US Exit to Serve Iraq’s Stability: Iran’s Shamkhani

Secretary of Iran’s Supreme National Security Council Ali Shamkhani denounced the US as the root cause of insecurity in the region, saying that the withdrawal of American forces from Iraq would be in the interest of stability in the Arab country.

In a meeting with Iraq’s national security adviser Qasim Mohammad Jalal al-Araji, held in Tehran on Monday, Shamkhani slammed the US as the root cause of insecurity and organized terrorism in the region.

Stressing the need for the implementation of Iraq’s parliamentary bill on the expulsion of US forces from the Arab country, Shamkhani said the withdrawal of Americans will strengthen stability in Iraq.

He also noted that one of the main priorities in security cooperation between Iran and Iraq is the efforts to prosecute and punish those who ordered and perpetrated the US assassination of top commanders Lt. General Qassem Soleimani and Abu Mahdi al-Muhandis in Baghdad in January 2020.

The government of Iraq is expected to take more serious action on the terrorist crime considering that it was hosting the senior Iranian general, he added.

Shamkhani further expressed concern about the resurgence of Daesh-affiliated elements in Iraq, saying there is authentic evidence that the US is supporting Daesh terrorists and deploying them to various regions of Iraq with the purpose of fomenting insecurity and securing its continued presence there.

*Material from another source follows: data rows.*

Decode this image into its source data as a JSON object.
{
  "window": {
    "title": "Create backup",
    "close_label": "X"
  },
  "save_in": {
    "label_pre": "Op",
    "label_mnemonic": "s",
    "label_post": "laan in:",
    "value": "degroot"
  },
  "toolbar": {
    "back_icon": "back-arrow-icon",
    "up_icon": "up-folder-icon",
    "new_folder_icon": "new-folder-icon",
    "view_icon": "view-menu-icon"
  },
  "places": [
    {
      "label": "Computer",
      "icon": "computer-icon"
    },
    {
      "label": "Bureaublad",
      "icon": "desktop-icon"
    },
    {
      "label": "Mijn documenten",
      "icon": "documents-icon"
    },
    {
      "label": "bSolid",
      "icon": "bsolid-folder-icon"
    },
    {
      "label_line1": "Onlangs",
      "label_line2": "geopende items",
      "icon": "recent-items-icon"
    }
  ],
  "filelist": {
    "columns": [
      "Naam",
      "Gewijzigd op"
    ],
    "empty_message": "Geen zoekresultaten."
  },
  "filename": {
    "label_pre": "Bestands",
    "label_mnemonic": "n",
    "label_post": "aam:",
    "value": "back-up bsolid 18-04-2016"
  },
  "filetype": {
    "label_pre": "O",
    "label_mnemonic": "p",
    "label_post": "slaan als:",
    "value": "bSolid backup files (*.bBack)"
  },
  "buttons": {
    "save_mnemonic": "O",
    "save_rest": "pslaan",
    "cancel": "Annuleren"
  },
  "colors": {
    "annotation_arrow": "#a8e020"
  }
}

For his part, the Iraqi adviser hailed Iran’s strategic role in ensuring regional stability and security and in fighting against terrorism, calling for closer cooperation with Tehran in various fields.

Araji also affirmed that the US is in contact with the Daesh terrorist group in Iraq, saying that dividing terrorists into good and bad groups and employing double standards in the war on terrorism would only strengthen the criminal role of terrorist currents.

The Iraqi national security adviser has visited Iran at the invitation of Shamkhani for talks on bilateral, regional and international issues.